When things go sideways like this, crazy things happen. Like, say, benching Cam Newton for a dress-code violation, replacing him in the starting lineup with Derek Anderson, and Anderson promptly throwing an interception.
By the way, Newton has been known to show up in public wearing this:
So we can only imagine what the dress-code violation was.
Cam Newton got a one serious suspension for all those terrible outfits he wears post game every week— Ricky Smith (@Rickonia) December 5, 2016
6. More on Cam's 'punishment'
SI.com's Jonathan Jones, who covered the Panthers for the Charlotte Observer, makes a good point:
I'm not convinced Cam's "punishment" was originally scheduled for 1 play. 1 set of downs? 1 series? But just 1 play doesn't seem right.— Jonathan Jones (@jjones9) December 5, 2016
And there's also this from ESPN.com's Jane McManus:
The brief in-game benching is the most meaningless and self-defeating of NFL team penalties.— Jane McManus (@janesports) December 5, 2016

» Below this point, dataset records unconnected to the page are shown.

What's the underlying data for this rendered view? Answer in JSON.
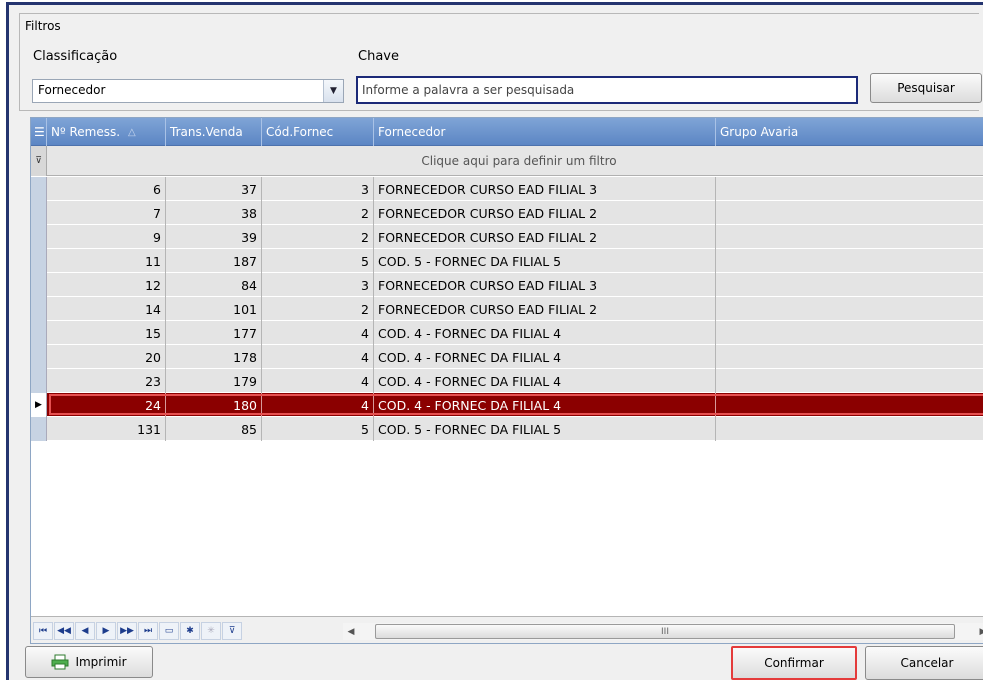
{
  "filters": {
    "group_title": "Filtros",
    "classification_label": "Classificação",
    "classification_value": "Fornecedor",
    "key_label": "Chave",
    "key_placeholder": "Informe a palavra a ser pesquisada",
    "search_button": "Pesquisar"
  },
  "grid": {
    "columns": [
      "Nº Remess.",
      "Trans.Venda",
      "Cód.Fornec",
      "Fornecedor",
      "Grupo Avaria"
    ],
    "filter_hint": "Clique aqui para definir um filtro",
    "rows": [
      [
        "6",
        "37",
        "3",
        "FORNECEDOR CURSO EAD FILIAL 3",
        ""
      ],
      [
        "7",
        "38",
        "2",
        "FORNECEDOR CURSO EAD FILIAL 2",
        ""
      ],
      [
        "9",
        "39",
        "2",
        "FORNECEDOR CURSO EAD FILIAL 2",
        ""
      ],
      [
        "11",
        "187",
        "5",
        "COD. 5 - FORNEC DA FILIAL 5",
        ""
      ],
      [
        "12",
        "84",
        "3",
        "FORNECEDOR CURSO EAD FILIAL 3",
        ""
      ],
      [
        "14",
        "101",
        "2",
        "FORNECEDOR CURSO EAD FILIAL 2",
        ""
      ],
      [
        "15",
        "177",
        "4",
        "COD. 4 - FORNEC DA FILIAL 4",
        ""
      ],
      [
        "20",
        "178",
        "4",
        "COD. 4 - FORNEC DA FILIAL 4",
        ""
      ],
      [
        "23",
        "179",
        "4",
        "COD. 4 - FORNEC DA FILIAL 4",
        ""
      ],
      [
        "24",
        "180",
        "4",
        "COD. 4 - FORNEC DA FILIAL 4",
        ""
      ],
      [
        "131",
        "85",
        "5",
        "COD. 5 - FORNEC DA FILIAL 5",
        ""
      ]
    ],
    "selected_row": 9,
    "scroll_thumb_glyph": "III"
  },
  "footer": {
    "print_button": "Imprimir",
    "confirm_button": "Confirmar",
    "cancel_button": "Cancelar"
  },
  "colors": {
    "selected_row": "#8b0000",
    "header": "#6b93cc",
    "highlight_border": "#e43b3b"
  }
}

This doesn't happen when you're 12-0, as the Panthers were at this point of the season last year. It happens when you're 4-8. Newton finished 14 of 32 for 182 yards with a touchdown. He should have been intercepted several times, though he's partly responsible for Anderson's pick on the game's very first offensive play.
7. In jollier news ...
The Seahawks have their own version of Ezekiel Elliott.
And this seems like a perfectly fitting way to end things.